The Supreme Court recently granted a writ of certiorari in Tyler v. Cain, 121 S.Ct. 654 (2000), on the following questions: “(1) Does petition for a writ of habeas corpus asserting a claim of error under Cage v. Louisiana [the case at issue in West] rely on ‘new rule of constitutional law, made retroactive to cases on collateral review by the Supreme Court,’ within the meaning of 28 U.S.C. 2244(b)(2)(A)? (2) Should new rule of constitutional law announced by this Court in Cage v. Louisiana be made retroactively applicable to petitioners seeking collateral review of their convictions?” Tyler v. Cain, No. 00-5961, 69 U.S.L.W. 3393 (2000). The Court’s upcoming decision in Tyler may answer the questions we address here.
MURPHY, Circuit Judge, with whom HENRY, Circuit Judge, joins, dissenting.
I respectfully dissent from the majority’s conclusion that the “made retroactive” language in paragraph eight of 28 U.S.C. 2255 is triggered only if (1) the Supreme Court explicitly states that the newly recognized constitutional right applies retroactively or (2) the Court applies the rule retroactively.

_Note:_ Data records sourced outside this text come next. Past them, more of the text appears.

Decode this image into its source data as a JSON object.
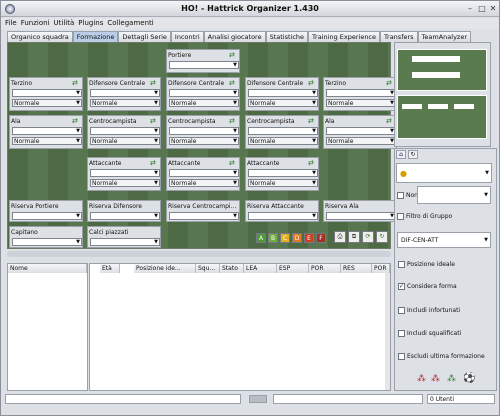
{
  "window": {
    "title": "HO! - Hattrick Organizer 1.430"
  },
  "menu": [
    "File",
    "Funzioni",
    "Utilità",
    "Plugins",
    "Collegamenti"
  ],
  "tabs": [
    "Organico squadra",
    "Formazione",
    "Dettagli Serie",
    "Incontri",
    "Analisi giocatore",
    "Statistiche",
    "Training Experience",
    "Transfers",
    "TeamAnalyzer"
  ],
  "active_tab": "Formazione",
  "lineup": {
    "portiere": "Portiere",
    "terzino_l": "Terzino",
    "dif_c1": "Difensore Centrale",
    "dif_c2": "Difensore Centrale",
    "dif_c3": "Difensore Centrale",
    "terzino_r": "Terzino",
    "ala_l": "Ala",
    "cc1": "Centrocampista",
    "cc2": "Centrocampista",
    "cc3": "Centrocampista",
    "ala_r": "Ala",
    "att1": "Attaccante",
    "att2": "Attaccante",
    "att3": "Attaccante",
    "ris_portiere": "Riserva Portiere",
    "ris_difensore": "Riserva Difensore",
    "ris_centrocampista": "Riserva Centrocampi...",
    "ris_attaccante": "Riserva Attaccante",
    "ris_ala": "Riserva Ala",
    "capitano": "Capitano",
    "calci_piazzati": "Calci piazzati",
    "behaviour": "Normale"
  },
  "bottom_left_header": "Nome",
  "table_headers": [
    "Età",
    "Posizione ide...",
    "Squ...",
    "Stato",
    "LEA",
    "ESP",
    "POR",
    "RES",
    "POR"
  ],
  "right_panel": {
    "non_label": "Non",
    "filtro_gruppo": "Filtro di Gruppo",
    "position_select": "DIF-CEN-ATT",
    "checks": [
      {
        "label": "Posizione ideale",
        "checked": false
      },
      {
        "label": "Considera forma",
        "checked": true
      },
      {
        "label": "Includi infortunati",
        "checked": false
      },
      {
        "label": "Includi squalificati",
        "checked": false
      },
      {
        "label": "Escludi ultima formazione",
        "checked": false
      }
    ]
  },
  "status": {
    "utenti": "0 Utenti"
  },
  "colors": {
    "pitch": "#58764f",
    "tab_active": "#b9cde6"
  }
}
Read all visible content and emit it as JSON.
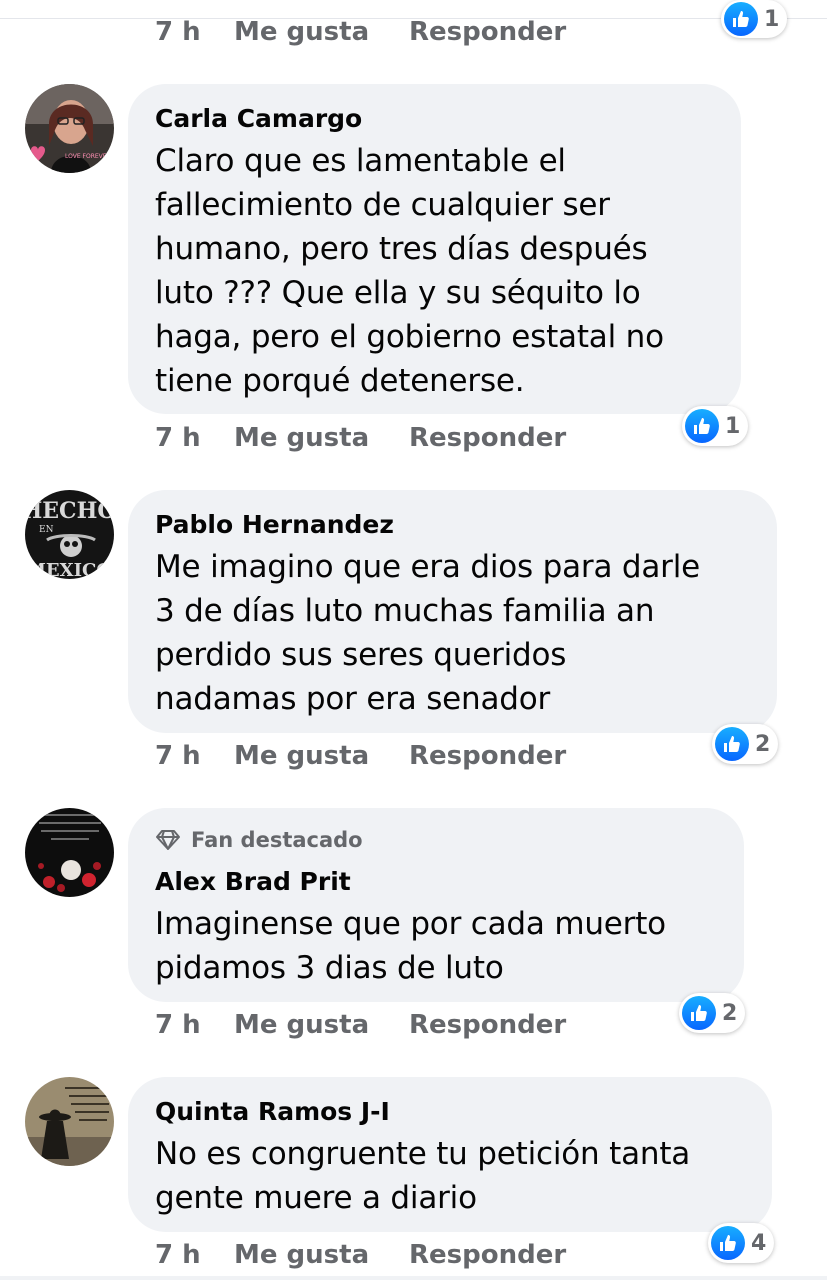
{
  "colors": {
    "bubble": "#f0f2f5",
    "meta_text": "#65676b",
    "like_blue": "#0866ff"
  },
  "icons": {
    "like": "thumbs-up-icon",
    "fan_badge": "diamond-icon"
  },
  "top_item": {
    "time": "7 h",
    "like_label": "Me gusta",
    "reply_label": "Responder",
    "reaction_count": "1"
  },
  "comments": [
    {
      "author": "Carla Camargo",
      "text_lines": [
        "Claro que es lamentable el",
        "fallecimiento de cualquier ser",
        "humano, pero tres días después",
        "luto ??? Que ella y su séquito lo",
        "haga, pero el gobierno estatal no",
        "tiene porqué detenerse."
      ],
      "reaction_count": "1",
      "time": "7 h",
      "like_label": "Me gusta",
      "reply_label": "Responder"
    },
    {
      "author": "Pablo Hernandez",
      "text_lines": [
        "Me imagino que era dios para darle",
        "3 de días luto muchas familia an",
        "perdido sus seres queridos",
        "nadamas por era senador"
      ],
      "reaction_count": "2",
      "time": "7 h",
      "like_label": "Me gusta",
      "reply_label": "Responder"
    },
    {
      "badge": "Fan destacado",
      "author": "Alex Brad Prit",
      "text_lines": [
        "Imaginense que por cada muerto",
        "pidamos 3 dias de luto"
      ],
      "reaction_count": "2",
      "time": "7 h",
      "like_label": "Me gusta",
      "reply_label": "Responder"
    },
    {
      "author": "Quinta Ramos J-I",
      "text_lines": [
        "No es congruente tu petición tanta",
        "gente muere a diario"
      ],
      "reaction_count": "4",
      "time": "7 h",
      "like_label": "Me gusta",
      "reply_label": "Responder"
    }
  ]
}
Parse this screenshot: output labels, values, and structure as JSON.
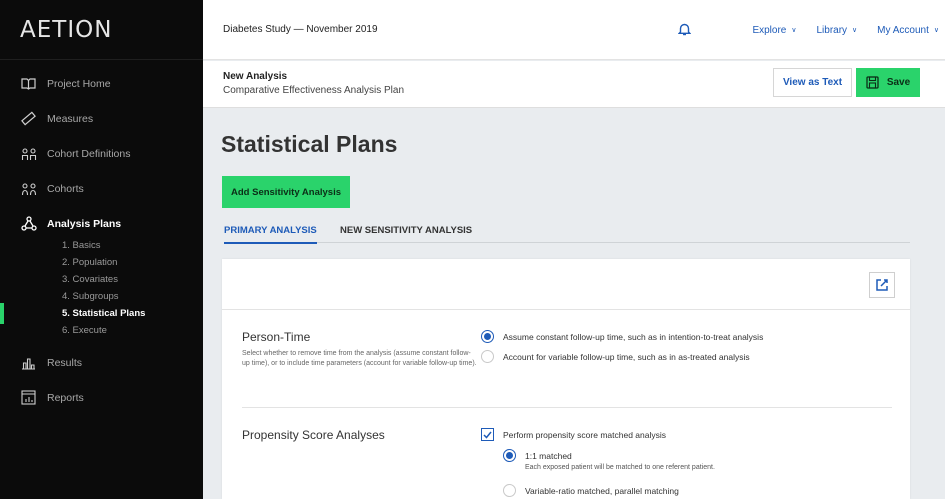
{
  "app": {
    "logo": "AETION"
  },
  "sidebar": {
    "items": [
      {
        "label": "Project Home",
        "icon": "book-icon"
      },
      {
        "label": "Measures",
        "icon": "ruler-icon"
      },
      {
        "label": "Cohort Definitions",
        "icon": "cohort-definitions-icon"
      },
      {
        "label": "Cohorts",
        "icon": "cohorts-icon"
      },
      {
        "label": "Analysis Plans",
        "icon": "analysis-plans-icon",
        "active": true
      },
      {
        "label": "Results",
        "icon": "bar-chart-icon"
      },
      {
        "label": "Reports",
        "icon": "report-icon"
      }
    ],
    "subitems": [
      {
        "label": "1. Basics"
      },
      {
        "label": "2. Population"
      },
      {
        "label": "3. Covariates"
      },
      {
        "label": "4. Subgroups"
      },
      {
        "label": "5. Statistical Plans",
        "active": true
      },
      {
        "label": "6. Execute"
      }
    ]
  },
  "topbar": {
    "study_title": "Diabetes Study — November 2019",
    "nav": {
      "explore": "Explore",
      "library": "Library",
      "account": "My Account"
    },
    "chevron": "∨"
  },
  "subheader": {
    "title": "New Analysis",
    "subtitle": "Comparative Effectiveness Analysis Plan",
    "view_as_text": "View as Text",
    "save": "Save"
  },
  "main": {
    "page_title": "Statistical Plans",
    "add_button": "Add Sensitivity Analysis",
    "tabs": [
      {
        "label": "PRIMARY ANALYSIS",
        "active": true
      },
      {
        "label": "NEW SENSITIVITY ANALYSIS"
      }
    ],
    "person_time": {
      "title": "Person-Time",
      "description": "Select whether to remove time from the analysis (assume constant follow-up time), or to include time parameters (account for variable follow-up time).",
      "options": [
        {
          "label": "Assume constant follow-up time, such as in intention-to-treat analysis",
          "selected": true
        },
        {
          "label": "Account for variable follow-up time, such as in as-treated analysis",
          "selected": false
        }
      ]
    },
    "propensity": {
      "title": "Propensity Score Analyses",
      "checkbox_label": "Perform propensity score matched analysis",
      "checked": true,
      "options": [
        {
          "label": "1:1 matched",
          "description": "Each exposed patient will be matched to one referent patient.",
          "selected": true
        },
        {
          "label": "Variable-ratio matched, parallel matching",
          "selected": false
        }
      ]
    }
  },
  "colors": {
    "accent_green": "#2ad36b",
    "link_blue": "#1e5bb8",
    "sidebar_bg": "#0b0b0b"
  }
}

Instead, I would hold that a new constitutional rule announced by the Supreme Court is “made retroactive” to cases on collateral review when that new rule satisfies the rigorous test set out by the Supreme Court in Teague v. Lane, 489 U.S. 288 (1989).
The Supreme Court’s grant of certiorari in Tyler v. Cain, 121 S. Ct. 654 (2000), see Majority Op. at 1265 n.2, would appear to obviate the need to set forth a detailed analysis of my views in this regard. As a consequence, I merely note that I am convinced by the analyses of the Third Circuit in West v. Vaughn, 204 F.3d 53, 58-63 (3d Cir. 2000) and the Ninth Circuit in Flowers v. Walter, 239 F.3d 1096, 1100-05 (9th Cir. Feb. 9, 2001). Furthermore, the statutory language in 2254(d)(1) demonstrates that when Congress sought to require an explicit Supreme Court ruling, it knew how to do so. See 28 U.S.C. 2254(d)(1) (providing that a state prisoner is entitled to habeas relief only if the relevant state court adjudication “resulted in a decision that was contrary to, or involved an unreasonable application of, clearly established Federal law, as determined by the Supreme Court” (emphasis added)). Finally, the majority’s interpretation of the eighth paragraph of 2255 is at odds with a primary goal of the AEDPA: to have postconviction claims resolved at the earliest possible opportunity. See Williams v. Taylor, 120 S. Ct. 1495, 1509 (2000) (opinion of Stevens, J.) (noting that one purpose of AEDPA is to “curb delays”); id. at 1518 (opinion of O’Connor, J.) (same); see also 28 U.S.C. 2255 para. 6 (setting forth one-year statute of limitations to the bringing of a 2255 petition).